An excerpt from www.HouseOfNames.com archives copyright © 2000 - 2016
Although the Gerred surname came to Britain with the Normans, it derives from the Germanic personal names Gerard, or Gerald, composed of the elements "gar," or "ger," meaning "spear," "hard," meaning "brave," or "strong," and "wald," meaning "rule." The Anglo-Norman surname Gerred in Ireland was often Mac Gerailt, and was used as a synonym of Fitzgerald.
In the days before Gaelic or English gained any significant semblance of standardization, the scribes who created documents simply recorded names as they sounded. Consequently, in the Middle Ages many people were recorded under different spellings each time their name was written down. Research on the Gerred family name revealed numerous spelling variations, including Garrett, Garratt, MacGarrett, McGarraty, Garret, Garrat, Garet, Garitt, Garatt and many more.
First found in County Carlow (Irish: Cheatharlach) a small landlocked area located in the province of Leinster in the South East of Ireland, where some of the name may have come from Anglicized versions of MacOrcachta, believed to be descended from Cathal, brother of Teige Mor, of the powerful O'Connors of Connacht. However, it is thought that the majority of this name in Ireland are of English (Norman) stock.
This web page shows only a small excerpt of our Gerred research. Another 143 words (10 lines of text) covering the year 1598 is included under the topic Early Gerred History in all our PDF Extended History products.
Another 20 words (1 lines of text) are included under the topic Early Gerred Notables in all our PDF Extended History products.
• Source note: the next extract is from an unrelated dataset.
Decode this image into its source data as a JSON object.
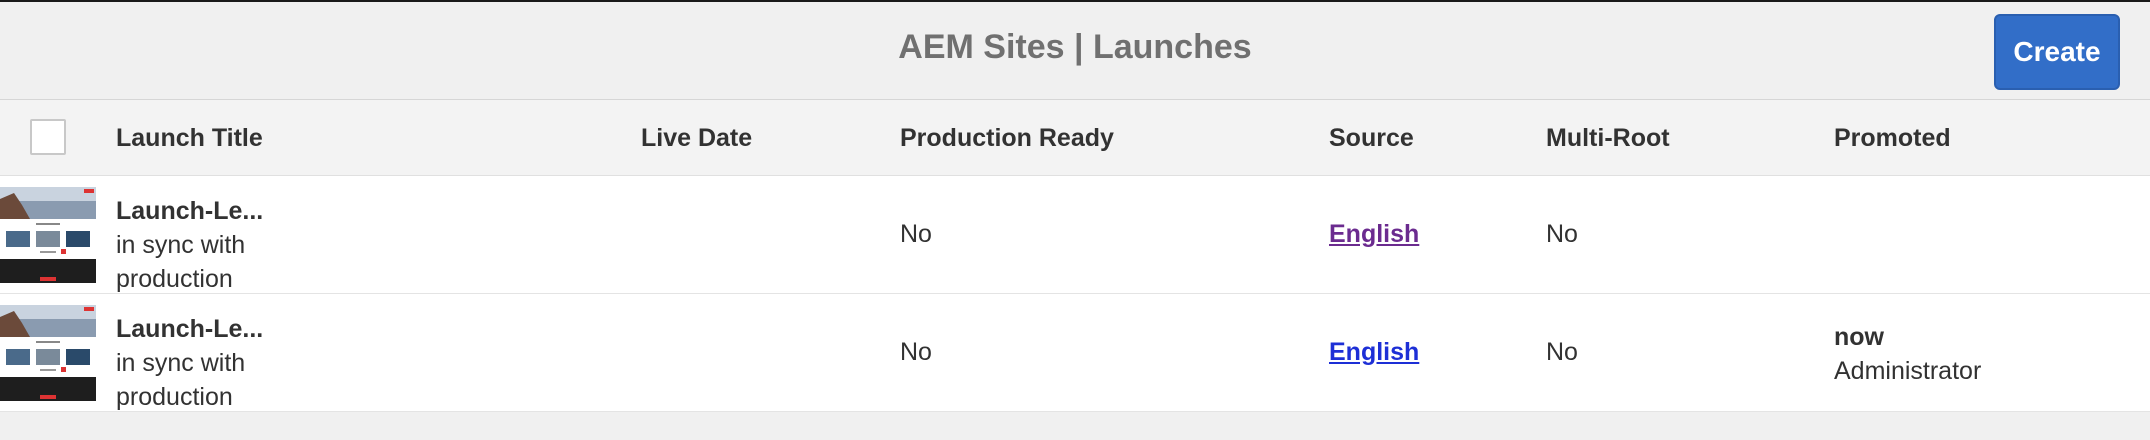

Many Irish families left the English-controlled Ireland in the 19th century. Early immigrants were primarily after land and the opportunity of living a life entirely of their own fashioning. In the 1840s, this pattern of immigration changed as the Great Potato Famine struck Ireland. Hundreds of thousands left the diseased and starving island with little expectations but many hopes. By this time there was very little available land in the east, so many immigrants joined the movement for the western frontier lands, or settled in established urban centers. Irish immigrants not only made enormous contributions to the rapid development and population of North America, but they also brought with them a rich cultural heritage. Immigration and passenger ship lists show some important early immigrants bearing the name Gerred: Adam Garrett, who arrived in Pennsylvania in 1779; Henry Garrett, who came to New York, NY in 1803; Edwin Garrett, who arrived in New York, NY in 1821.
The motto was originally a war cry or slogan. Mottoes first began to be shown with arms in the 14th and 15th centuries, but were not in general use until the 17th century. Thus the oldest coats of arms generally do not include a motto. Mottoes seldom form part of the grant of arms: Under most heraldic authorities, a motto is an optional component of the coat of arms, and can be added to or changed at will; many families have chosen not to display a motto.
Motto: Semper fidelis
Motto Translation: Always faithful.
The Gerred Family Crest was acquired from the Houseofnames.com archives. The Gerred Family Crest was drawn according to heraldic standards based on published blazons. We generally include the oldest published family crest once associated with each surname.
This page was last modified on 25 November 2013 at 14:33.